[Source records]
Segment Open

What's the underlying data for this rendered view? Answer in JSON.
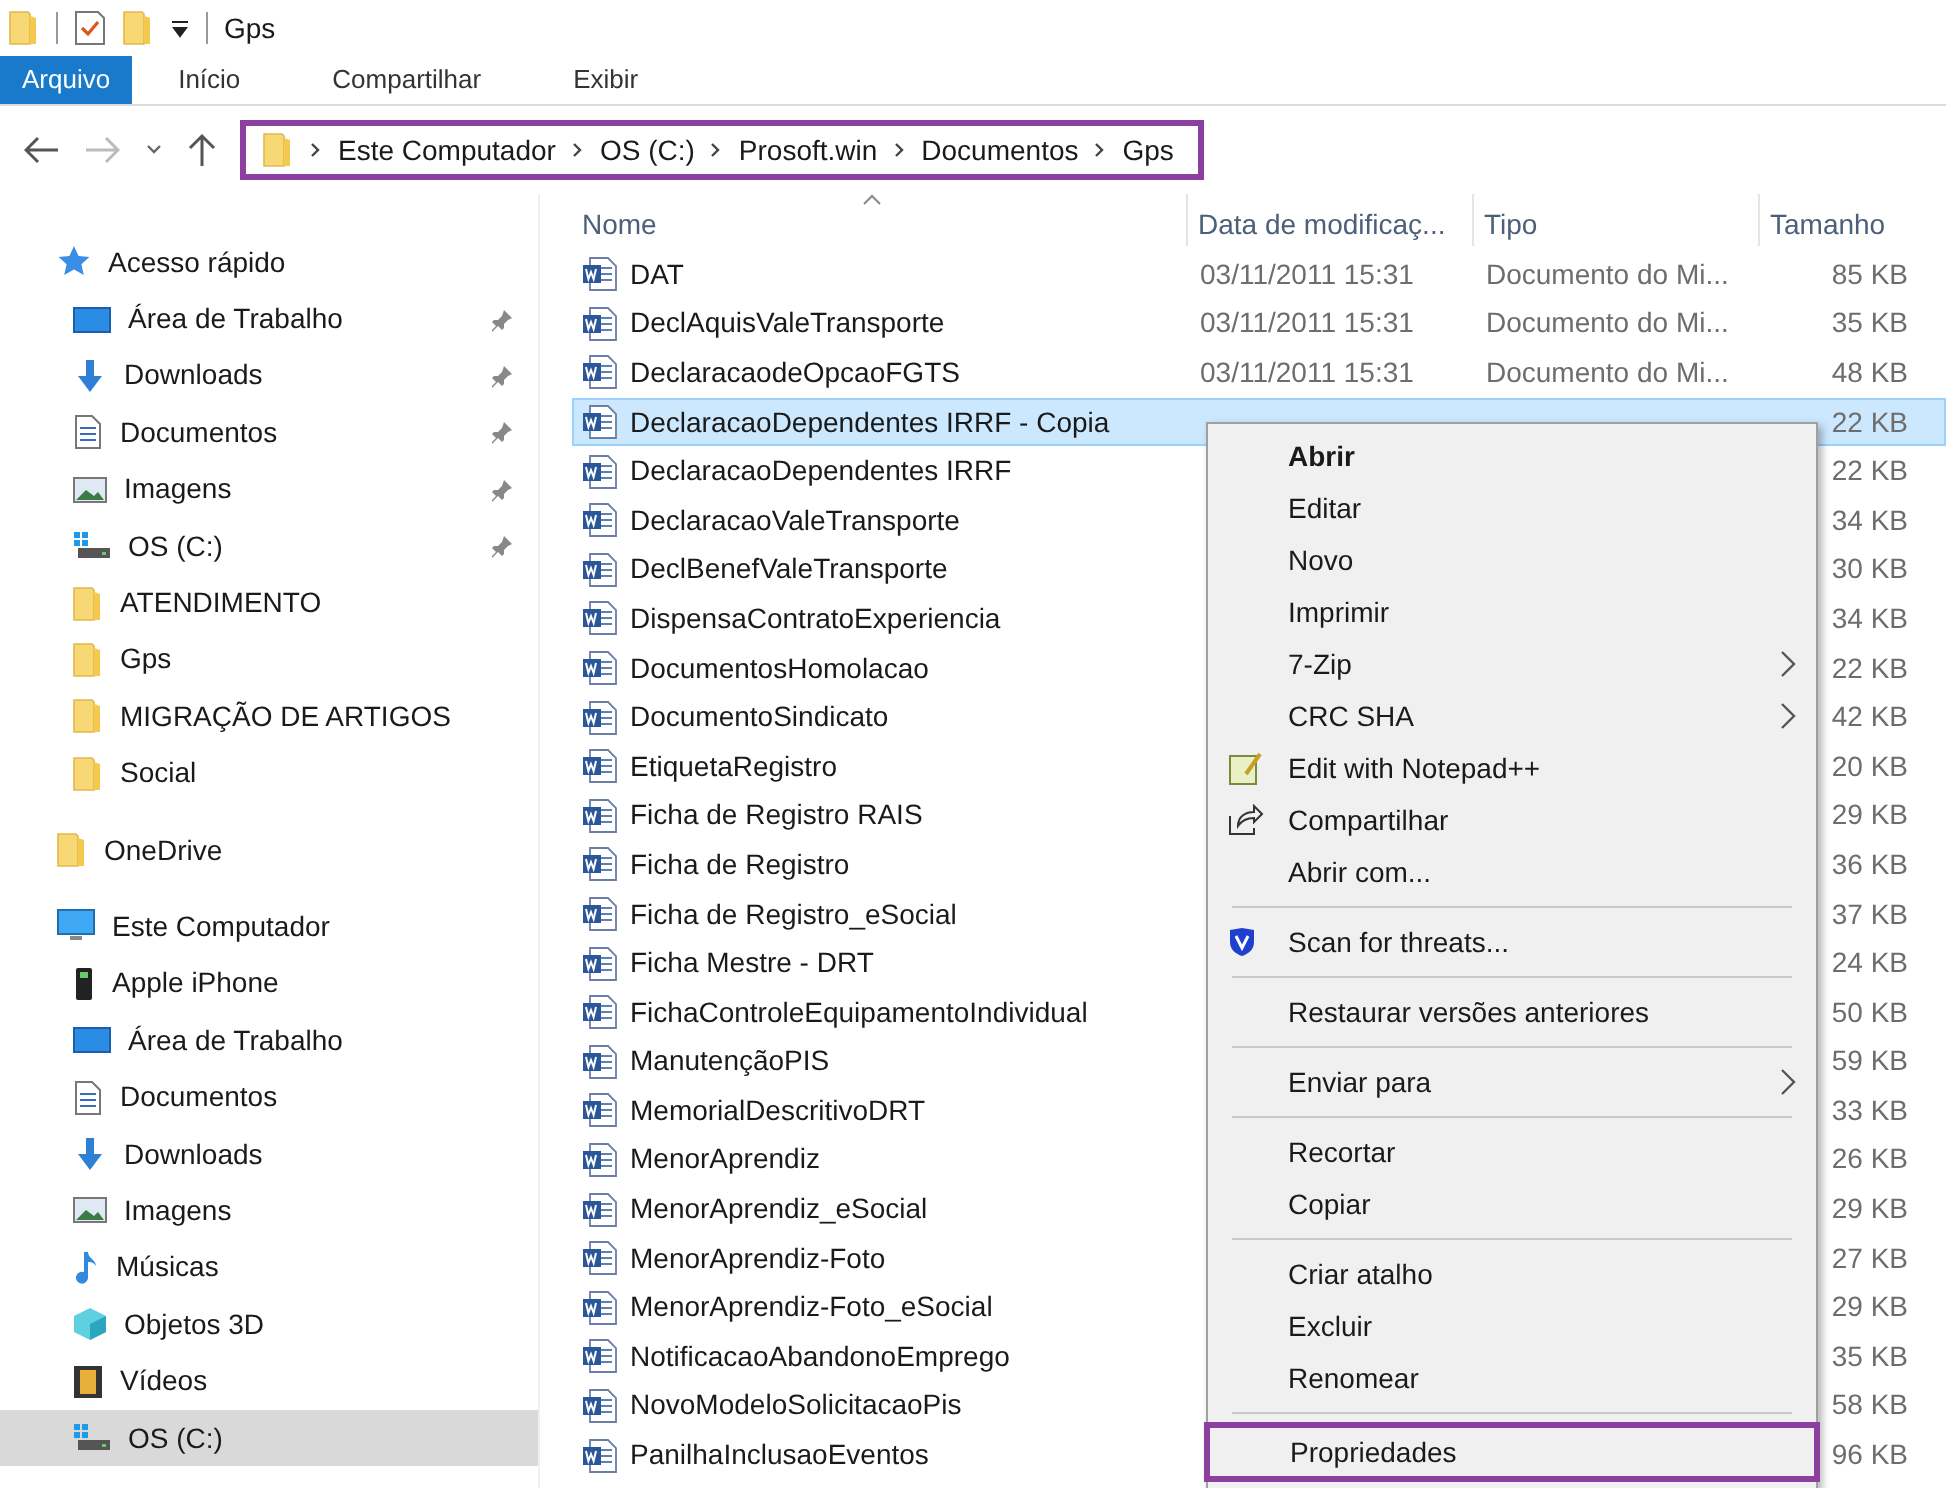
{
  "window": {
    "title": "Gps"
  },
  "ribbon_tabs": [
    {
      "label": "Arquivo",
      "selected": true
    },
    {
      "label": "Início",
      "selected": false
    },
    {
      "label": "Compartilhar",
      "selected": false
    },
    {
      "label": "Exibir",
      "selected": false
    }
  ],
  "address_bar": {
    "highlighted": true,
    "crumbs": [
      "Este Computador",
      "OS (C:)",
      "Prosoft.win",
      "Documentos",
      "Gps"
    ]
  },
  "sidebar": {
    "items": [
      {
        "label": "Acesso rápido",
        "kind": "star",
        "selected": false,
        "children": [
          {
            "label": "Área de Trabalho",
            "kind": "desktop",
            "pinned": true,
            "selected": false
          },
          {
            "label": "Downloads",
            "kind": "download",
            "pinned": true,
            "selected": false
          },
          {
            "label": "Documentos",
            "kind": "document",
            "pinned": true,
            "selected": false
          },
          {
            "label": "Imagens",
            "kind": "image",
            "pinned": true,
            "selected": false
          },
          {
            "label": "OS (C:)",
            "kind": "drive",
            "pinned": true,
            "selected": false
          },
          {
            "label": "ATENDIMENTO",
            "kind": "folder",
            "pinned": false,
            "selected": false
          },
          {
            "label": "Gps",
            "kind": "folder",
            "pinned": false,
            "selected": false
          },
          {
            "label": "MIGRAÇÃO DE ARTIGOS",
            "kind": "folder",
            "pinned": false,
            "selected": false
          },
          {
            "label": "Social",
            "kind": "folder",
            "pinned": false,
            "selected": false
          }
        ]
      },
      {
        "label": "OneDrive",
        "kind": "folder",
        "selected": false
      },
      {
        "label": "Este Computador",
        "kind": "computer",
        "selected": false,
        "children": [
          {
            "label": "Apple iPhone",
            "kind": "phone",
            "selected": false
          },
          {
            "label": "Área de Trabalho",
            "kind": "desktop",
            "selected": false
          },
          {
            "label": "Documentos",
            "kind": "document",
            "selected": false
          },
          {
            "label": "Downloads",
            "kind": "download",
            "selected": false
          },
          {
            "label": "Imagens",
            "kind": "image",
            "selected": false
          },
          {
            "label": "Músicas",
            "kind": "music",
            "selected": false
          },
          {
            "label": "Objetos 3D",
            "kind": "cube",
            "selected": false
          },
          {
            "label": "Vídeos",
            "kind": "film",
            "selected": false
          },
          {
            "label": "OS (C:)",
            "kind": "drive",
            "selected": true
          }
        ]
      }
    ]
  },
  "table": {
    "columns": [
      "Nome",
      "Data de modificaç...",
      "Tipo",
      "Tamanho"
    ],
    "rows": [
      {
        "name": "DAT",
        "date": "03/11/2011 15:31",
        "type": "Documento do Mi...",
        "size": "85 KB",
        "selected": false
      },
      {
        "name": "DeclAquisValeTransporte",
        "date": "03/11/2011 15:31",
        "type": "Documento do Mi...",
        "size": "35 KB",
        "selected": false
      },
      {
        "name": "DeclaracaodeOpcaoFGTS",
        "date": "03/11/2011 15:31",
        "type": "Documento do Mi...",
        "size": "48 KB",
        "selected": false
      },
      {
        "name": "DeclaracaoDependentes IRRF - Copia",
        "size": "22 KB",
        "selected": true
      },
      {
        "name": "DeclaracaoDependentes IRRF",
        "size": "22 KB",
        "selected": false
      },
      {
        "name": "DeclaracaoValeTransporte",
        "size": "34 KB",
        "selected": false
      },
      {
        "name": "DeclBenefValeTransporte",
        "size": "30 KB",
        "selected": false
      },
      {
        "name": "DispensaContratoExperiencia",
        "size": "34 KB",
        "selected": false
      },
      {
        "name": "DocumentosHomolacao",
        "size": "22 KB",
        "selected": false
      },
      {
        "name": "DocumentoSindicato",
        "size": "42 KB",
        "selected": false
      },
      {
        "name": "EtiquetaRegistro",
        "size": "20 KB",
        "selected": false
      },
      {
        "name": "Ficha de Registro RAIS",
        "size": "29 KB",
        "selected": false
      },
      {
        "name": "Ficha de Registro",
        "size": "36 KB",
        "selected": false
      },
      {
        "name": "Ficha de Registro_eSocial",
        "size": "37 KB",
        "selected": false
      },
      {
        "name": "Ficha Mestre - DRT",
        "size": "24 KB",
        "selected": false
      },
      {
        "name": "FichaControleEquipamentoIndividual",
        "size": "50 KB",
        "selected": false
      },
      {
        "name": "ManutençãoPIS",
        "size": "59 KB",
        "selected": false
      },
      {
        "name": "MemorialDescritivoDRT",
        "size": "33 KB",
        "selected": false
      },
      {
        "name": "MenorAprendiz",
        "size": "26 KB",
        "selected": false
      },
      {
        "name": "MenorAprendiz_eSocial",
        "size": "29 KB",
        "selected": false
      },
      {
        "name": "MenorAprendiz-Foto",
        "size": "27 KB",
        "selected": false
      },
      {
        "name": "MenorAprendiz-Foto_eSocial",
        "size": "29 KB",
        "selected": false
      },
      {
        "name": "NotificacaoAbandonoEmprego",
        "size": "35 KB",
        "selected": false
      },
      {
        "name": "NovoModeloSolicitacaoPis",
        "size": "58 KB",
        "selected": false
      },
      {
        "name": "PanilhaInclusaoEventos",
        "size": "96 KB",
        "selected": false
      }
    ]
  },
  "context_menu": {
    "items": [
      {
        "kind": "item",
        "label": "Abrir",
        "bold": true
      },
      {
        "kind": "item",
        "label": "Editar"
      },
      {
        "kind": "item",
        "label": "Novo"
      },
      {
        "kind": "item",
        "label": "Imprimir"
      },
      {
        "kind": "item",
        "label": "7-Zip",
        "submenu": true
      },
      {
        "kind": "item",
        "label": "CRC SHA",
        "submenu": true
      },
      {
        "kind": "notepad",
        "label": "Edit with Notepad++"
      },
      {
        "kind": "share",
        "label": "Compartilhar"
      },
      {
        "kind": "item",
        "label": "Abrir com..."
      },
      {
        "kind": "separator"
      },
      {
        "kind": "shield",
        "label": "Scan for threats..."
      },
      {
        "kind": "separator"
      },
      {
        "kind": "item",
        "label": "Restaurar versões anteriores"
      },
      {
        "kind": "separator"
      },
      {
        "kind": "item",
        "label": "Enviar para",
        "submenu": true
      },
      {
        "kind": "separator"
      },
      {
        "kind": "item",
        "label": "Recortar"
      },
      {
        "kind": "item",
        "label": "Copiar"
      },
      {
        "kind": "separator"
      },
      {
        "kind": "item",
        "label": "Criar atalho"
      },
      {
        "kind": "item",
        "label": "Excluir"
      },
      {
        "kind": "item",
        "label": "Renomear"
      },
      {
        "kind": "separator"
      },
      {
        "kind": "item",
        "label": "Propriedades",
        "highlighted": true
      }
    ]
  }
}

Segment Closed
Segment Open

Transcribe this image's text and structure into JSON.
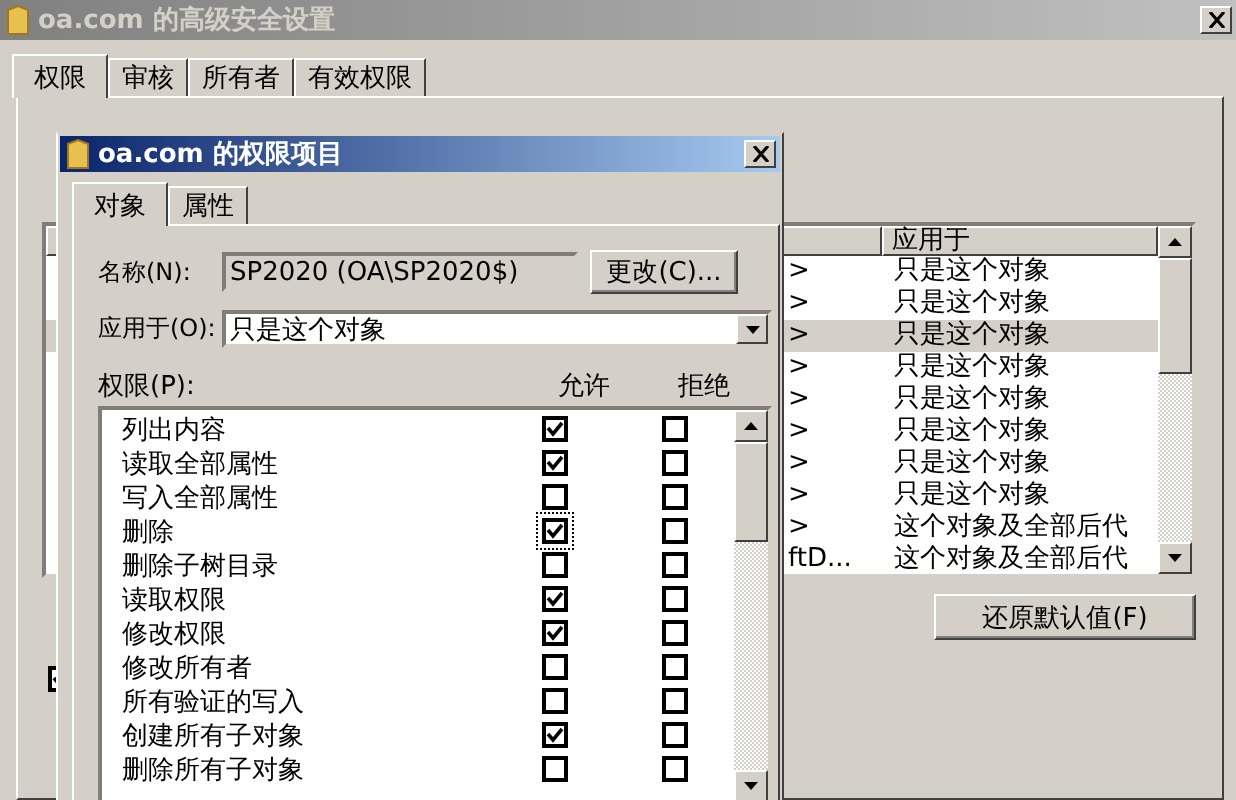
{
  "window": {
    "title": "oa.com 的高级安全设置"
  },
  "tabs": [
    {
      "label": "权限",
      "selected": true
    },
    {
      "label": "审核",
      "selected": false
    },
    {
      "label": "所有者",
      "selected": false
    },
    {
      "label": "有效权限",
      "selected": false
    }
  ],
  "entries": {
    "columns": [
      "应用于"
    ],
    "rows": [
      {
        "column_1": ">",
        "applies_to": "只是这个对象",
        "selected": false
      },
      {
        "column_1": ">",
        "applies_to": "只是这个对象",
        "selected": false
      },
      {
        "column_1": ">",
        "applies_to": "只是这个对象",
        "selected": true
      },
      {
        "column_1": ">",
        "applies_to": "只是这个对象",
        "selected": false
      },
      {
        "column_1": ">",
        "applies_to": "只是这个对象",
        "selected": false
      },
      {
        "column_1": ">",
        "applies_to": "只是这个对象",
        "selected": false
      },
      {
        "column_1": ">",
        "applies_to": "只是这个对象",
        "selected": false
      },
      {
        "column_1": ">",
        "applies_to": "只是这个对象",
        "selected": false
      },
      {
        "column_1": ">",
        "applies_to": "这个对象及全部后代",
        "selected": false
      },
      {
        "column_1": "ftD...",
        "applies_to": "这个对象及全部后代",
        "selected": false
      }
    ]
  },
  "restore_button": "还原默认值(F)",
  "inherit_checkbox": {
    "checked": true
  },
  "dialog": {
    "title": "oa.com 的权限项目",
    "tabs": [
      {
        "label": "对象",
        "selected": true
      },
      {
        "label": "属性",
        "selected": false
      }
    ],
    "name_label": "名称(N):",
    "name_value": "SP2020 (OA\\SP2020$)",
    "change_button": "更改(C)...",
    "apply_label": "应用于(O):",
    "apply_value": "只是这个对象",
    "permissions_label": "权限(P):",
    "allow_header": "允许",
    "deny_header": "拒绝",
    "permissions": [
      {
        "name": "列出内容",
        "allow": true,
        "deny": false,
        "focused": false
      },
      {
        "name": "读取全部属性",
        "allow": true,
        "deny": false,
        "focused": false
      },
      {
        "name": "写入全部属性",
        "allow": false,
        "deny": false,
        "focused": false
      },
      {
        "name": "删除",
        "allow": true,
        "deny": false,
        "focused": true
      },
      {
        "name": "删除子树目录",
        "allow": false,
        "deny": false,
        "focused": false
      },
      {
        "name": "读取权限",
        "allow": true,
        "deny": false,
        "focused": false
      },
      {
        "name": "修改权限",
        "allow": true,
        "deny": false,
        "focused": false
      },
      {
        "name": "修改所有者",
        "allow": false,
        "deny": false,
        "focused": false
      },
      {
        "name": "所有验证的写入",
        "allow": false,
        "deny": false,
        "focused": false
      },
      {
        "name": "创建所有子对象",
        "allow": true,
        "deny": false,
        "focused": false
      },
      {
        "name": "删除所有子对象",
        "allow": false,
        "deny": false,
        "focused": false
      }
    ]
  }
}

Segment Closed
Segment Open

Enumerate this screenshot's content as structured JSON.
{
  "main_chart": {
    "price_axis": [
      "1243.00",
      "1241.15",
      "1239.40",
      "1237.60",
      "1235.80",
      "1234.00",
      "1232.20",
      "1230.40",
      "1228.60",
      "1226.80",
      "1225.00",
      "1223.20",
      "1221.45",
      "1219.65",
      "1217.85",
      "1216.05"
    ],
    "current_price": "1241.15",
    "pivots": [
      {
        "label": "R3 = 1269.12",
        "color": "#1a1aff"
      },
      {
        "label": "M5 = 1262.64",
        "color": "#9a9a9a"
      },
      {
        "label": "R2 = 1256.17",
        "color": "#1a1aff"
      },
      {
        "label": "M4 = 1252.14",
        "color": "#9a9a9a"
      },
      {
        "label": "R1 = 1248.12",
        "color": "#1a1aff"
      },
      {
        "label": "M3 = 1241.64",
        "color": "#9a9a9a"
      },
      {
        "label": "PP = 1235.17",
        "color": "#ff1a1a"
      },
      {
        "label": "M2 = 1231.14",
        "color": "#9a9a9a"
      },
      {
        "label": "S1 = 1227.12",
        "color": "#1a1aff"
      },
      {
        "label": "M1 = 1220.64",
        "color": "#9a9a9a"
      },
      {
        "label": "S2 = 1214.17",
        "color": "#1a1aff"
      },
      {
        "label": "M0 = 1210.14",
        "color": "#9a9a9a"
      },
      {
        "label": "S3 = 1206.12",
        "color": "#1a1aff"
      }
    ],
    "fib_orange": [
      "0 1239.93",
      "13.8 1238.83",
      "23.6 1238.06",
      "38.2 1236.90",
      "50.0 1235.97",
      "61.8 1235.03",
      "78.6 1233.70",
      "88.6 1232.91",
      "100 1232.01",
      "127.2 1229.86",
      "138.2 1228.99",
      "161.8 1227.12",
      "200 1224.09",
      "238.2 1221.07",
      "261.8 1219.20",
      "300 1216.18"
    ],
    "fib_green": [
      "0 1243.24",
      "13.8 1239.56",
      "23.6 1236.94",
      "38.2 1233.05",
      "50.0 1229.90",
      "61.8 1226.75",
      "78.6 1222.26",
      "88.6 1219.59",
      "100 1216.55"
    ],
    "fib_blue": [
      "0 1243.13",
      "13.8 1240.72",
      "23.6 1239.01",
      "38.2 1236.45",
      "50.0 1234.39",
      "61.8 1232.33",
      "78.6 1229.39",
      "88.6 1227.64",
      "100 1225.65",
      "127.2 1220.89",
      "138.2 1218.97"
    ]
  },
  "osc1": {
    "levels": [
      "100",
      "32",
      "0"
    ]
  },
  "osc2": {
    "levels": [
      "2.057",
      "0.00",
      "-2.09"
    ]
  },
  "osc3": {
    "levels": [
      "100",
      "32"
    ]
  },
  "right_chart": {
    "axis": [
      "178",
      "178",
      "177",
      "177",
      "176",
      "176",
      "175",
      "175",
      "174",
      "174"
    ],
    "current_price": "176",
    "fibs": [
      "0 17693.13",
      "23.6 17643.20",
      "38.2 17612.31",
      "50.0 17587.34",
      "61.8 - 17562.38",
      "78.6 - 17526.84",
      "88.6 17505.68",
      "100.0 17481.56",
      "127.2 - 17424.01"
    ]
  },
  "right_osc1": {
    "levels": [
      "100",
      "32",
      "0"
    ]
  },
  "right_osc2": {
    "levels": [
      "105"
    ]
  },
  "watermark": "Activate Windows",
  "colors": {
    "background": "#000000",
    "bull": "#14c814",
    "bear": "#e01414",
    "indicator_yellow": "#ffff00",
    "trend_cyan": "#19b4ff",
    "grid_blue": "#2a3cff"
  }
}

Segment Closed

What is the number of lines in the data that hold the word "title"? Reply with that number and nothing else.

* RESPONSE TO THE EXERCISE *
3